Print the entries in full, word for word, but not the pictures.

======== DATA IN THIS EXERCISE

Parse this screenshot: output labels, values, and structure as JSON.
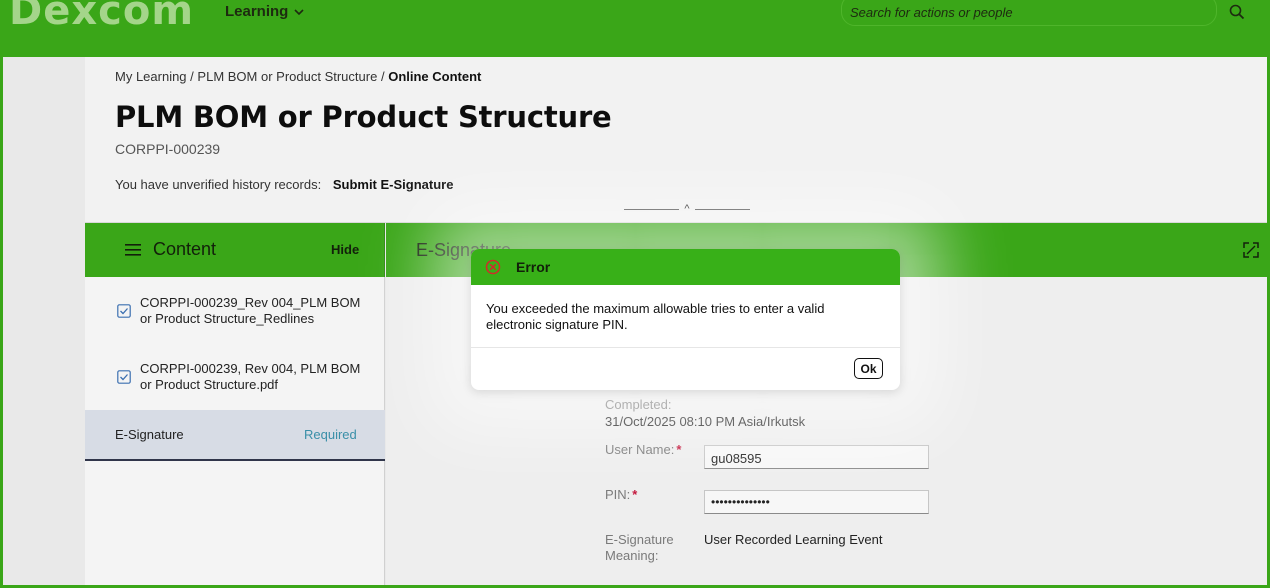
{
  "header": {
    "logo_text": "Dexcom",
    "nav_learning": "Learning",
    "search_placeholder": "Search for actions or people"
  },
  "breadcrumb": {
    "item1": "My Learning",
    "sep": "/",
    "item2": "PLM BOM or Product Structure",
    "current": "Online Content"
  },
  "page": {
    "title": "PLM BOM or Product Structure",
    "code": "CORPPI-000239",
    "unverified_text": "You have unverified history records:",
    "submit_link": "Submit E-Signature"
  },
  "content_panel": {
    "title": "Content",
    "hide_label": "Hide",
    "items": [
      {
        "label": "CORPPI-000239_Rev 004_PLM BOM or Product Structure_Redlines"
      },
      {
        "label": "CORPPI-000239, Rev 004, PLM BOM or Product Structure.pdf"
      }
    ],
    "esig_item": {
      "label": "E-Signature",
      "status": "Required"
    }
  },
  "esig_panel": {
    "title": "E-Signature",
    "completed_label": "Completed:",
    "completed_value": "31/Oct/2025 08:10 PM Asia/Irkutsk",
    "username_label": "User Name:",
    "username_value": "gu08595",
    "pin_label": "PIN:",
    "pin_value": "••••••••••••••",
    "meaning_label_1": "E-Signature",
    "meaning_label_2": "Meaning:",
    "meaning_value": "User Recorded Learning Event",
    "required_mark": "*"
  },
  "dialog": {
    "title": "Error",
    "message": "You exceeded the maximum allowable tries to enter a valid electronic signature PIN.",
    "ok_label": "Ok"
  },
  "colors": {
    "brand_green": "#3aa618",
    "dialog_header": "#38b018",
    "error_red": "#d22a2a",
    "required_red": "#c4163b",
    "status_teal": "#3a8fa8"
  },
  "icons": {
    "nav": "chevron-down-icon",
    "search": "search-icon",
    "menu": "menu-icon",
    "item_status": "checkbox-icon",
    "expand": "expand-icon",
    "error": "error-circle-icon",
    "collapse": "caret-up-icon"
  }
}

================

## [SOLUTION FOR THIS EXERCISE]
Parse this screenshot: output labels, values, and structure as JSON.
{
  "header": {
    "logo_text": "Dexcom",
    "nav_learning": "Learning",
    "search_placeholder": "Search for actions or people"
  },
  "breadcrumb": {
    "item1": "My Learning",
    "sep": "/",
    "item2": "PLM BOM or Product Structure",
    "current": "Online Content"
  },
  "page": {
    "title": "PLM BOM or Product Structure",
    "code": "CORPPI-000239",
    "unverified_text": "You have unverified history records:",
    "submit_link": "Submit E-Signature"
  },
  "content_panel": {
    "title": "Content",
    "hide_label": "Hide",
    "items": [
      {
        "label": "CORPPI-000239_Rev 004_PLM BOM or Product Structure_Redlines"
      },
      {
        "label": "CORPPI-000239, Rev 004, PLM BOM or Product Structure.pdf"
      }
    ],
    "esig_item": {
      "label": "E-Signature",
      "status": "Required"
    }
  },
  "esig_panel": {
    "title": "E-Signature",
    "completed_label": "Completed:",
    "completed_value": "31/Oct/2025 08:10 PM Asia/Irkutsk",
    "username_label": "User Name:",
    "username_value": "gu08595",
    "pin_label": "PIN:",
    "pin_value": "••••••••••••••",
    "meaning_label_1": "E-Signature",
    "meaning_label_2": "Meaning:",
    "meaning_value": "User Recorded Learning Event",
    "required_mark": "*"
  },
  "dialog": {
    "title": "Error",
    "message": "You exceeded the maximum allowable tries to enter a valid electronic signature PIN.",
    "ok_label": "Ok"
  },
  "colors": {
    "brand_green": "#3aa618",
    "dialog_header": "#38b018",
    "error_red": "#d22a2a",
    "required_red": "#c4163b",
    "status_teal": "#3a8fa8"
  },
  "icons": {
    "nav": "chevron-down-icon",
    "search": "search-icon",
    "menu": "menu-icon",
    "item_status": "checkbox-icon",
    "expand": "expand-icon",
    "error": "error-circle-icon",
    "collapse": "caret-up-icon"
  }
}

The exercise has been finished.